Reproduce each entry exactly as it reads. Leave the images out.
====== Records supplied ======
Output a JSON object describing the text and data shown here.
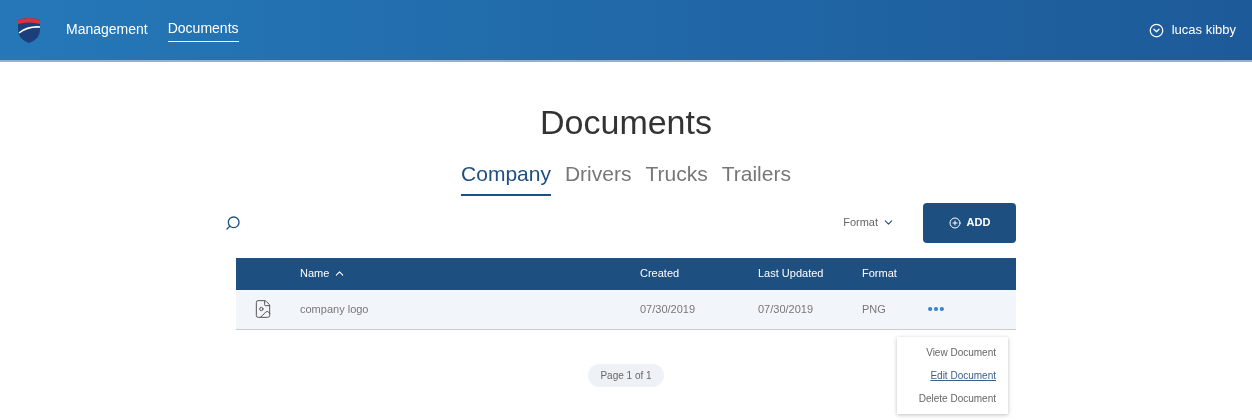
{
  "nav": {
    "items": [
      {
        "label": "Management",
        "selected": false
      },
      {
        "label": "Documents",
        "selected": true
      }
    ],
    "user": "lucas kibby"
  },
  "title": "Documents",
  "tabs": [
    {
      "label": "Company",
      "selected": true
    },
    {
      "label": "Drivers",
      "selected": false
    },
    {
      "label": "Trucks",
      "selected": false
    },
    {
      "label": "Trailers",
      "selected": false
    }
  ],
  "toolbar": {
    "filter": "Format",
    "add_button": "ADD"
  },
  "table": {
    "columns": [
      {
        "label": "Name",
        "sorted": true
      },
      {
        "label": "Created",
        "sorted": false
      },
      {
        "label": "Last Updated",
        "sorted": false
      },
      {
        "label": "Format",
        "sorted": false
      }
    ],
    "rows": [
      {
        "name": "company logo",
        "created": "07/30/2019",
        "last_updated": "07/30/2019",
        "format": "PNG"
      }
    ]
  },
  "row_menu": {
    "items": [
      {
        "label": "View Document",
        "hovered": false
      },
      {
        "label": "Edit Document",
        "hovered": true
      },
      {
        "label": "Delete Document",
        "hovered": false
      }
    ]
  },
  "pagination": "Page 1 of 1"
}
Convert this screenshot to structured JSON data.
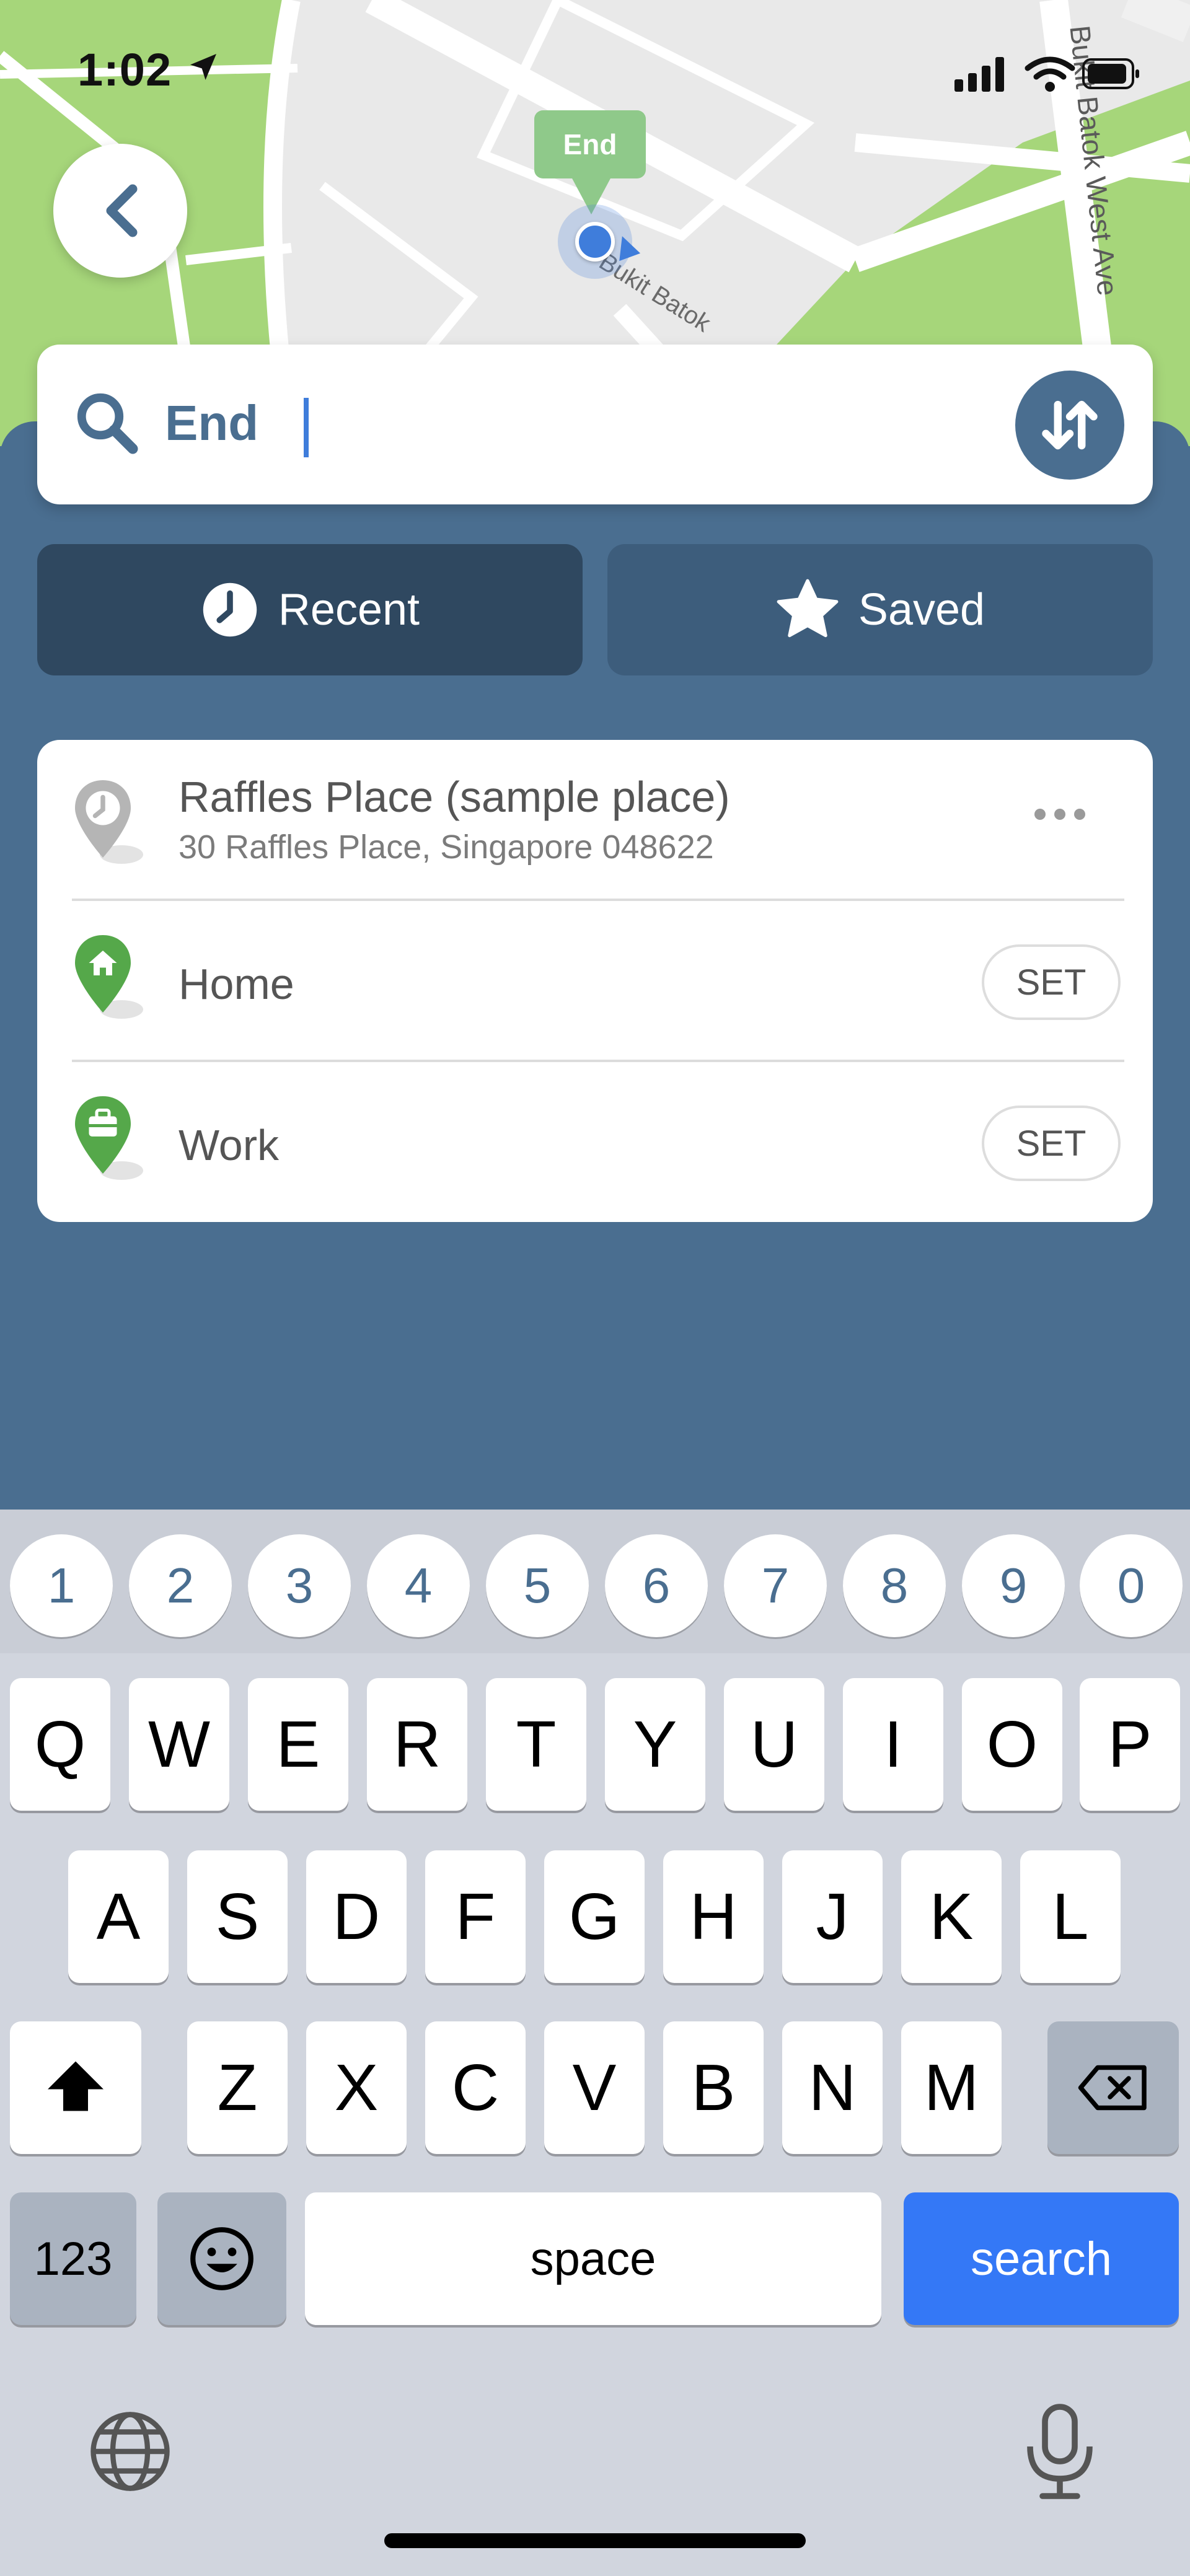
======
The answer
Output a JSON object describing the text and data shown here.
{
  "nav": {
    "items": [
      {
        "label": "Management",
        "selected": false
      },
      {
        "label": "Documents",
        "selected": true
      }
    ],
    "user": "lucas kibby"
  },
  "title": "Documents",
  "tabs": [
    {
      "label": "Company",
      "selected": true
    },
    {
      "label": "Drivers",
      "selected": false
    },
    {
      "label": "Trucks",
      "selected": false
    },
    {
      "label": "Trailers",
      "selected": false
    }
  ],
  "toolbar": {
    "filter": "Format",
    "add_button": "ADD"
  },
  "table": {
    "columns": [
      {
        "label": "Name",
        "sorted": true
      },
      {
        "label": "Created",
        "sorted": false
      },
      {
        "label": "Last Updated",
        "sorted": false
      },
      {
        "label": "Format",
        "sorted": false
      }
    ],
    "rows": [
      {
        "name": "company logo",
        "created": "07/30/2019",
        "last_updated": "07/30/2019",
        "format": "PNG"
      }
    ]
  },
  "row_menu": {
    "items": [
      {
        "label": "View Document",
        "hovered": false
      },
      {
        "label": "Edit Document",
        "hovered": true
      },
      {
        "label": "Delete Document",
        "hovered": false
      }
    ]
  },
  "pagination": "Page 1 of 1"
}
Convert this screenshot to structured JSON data.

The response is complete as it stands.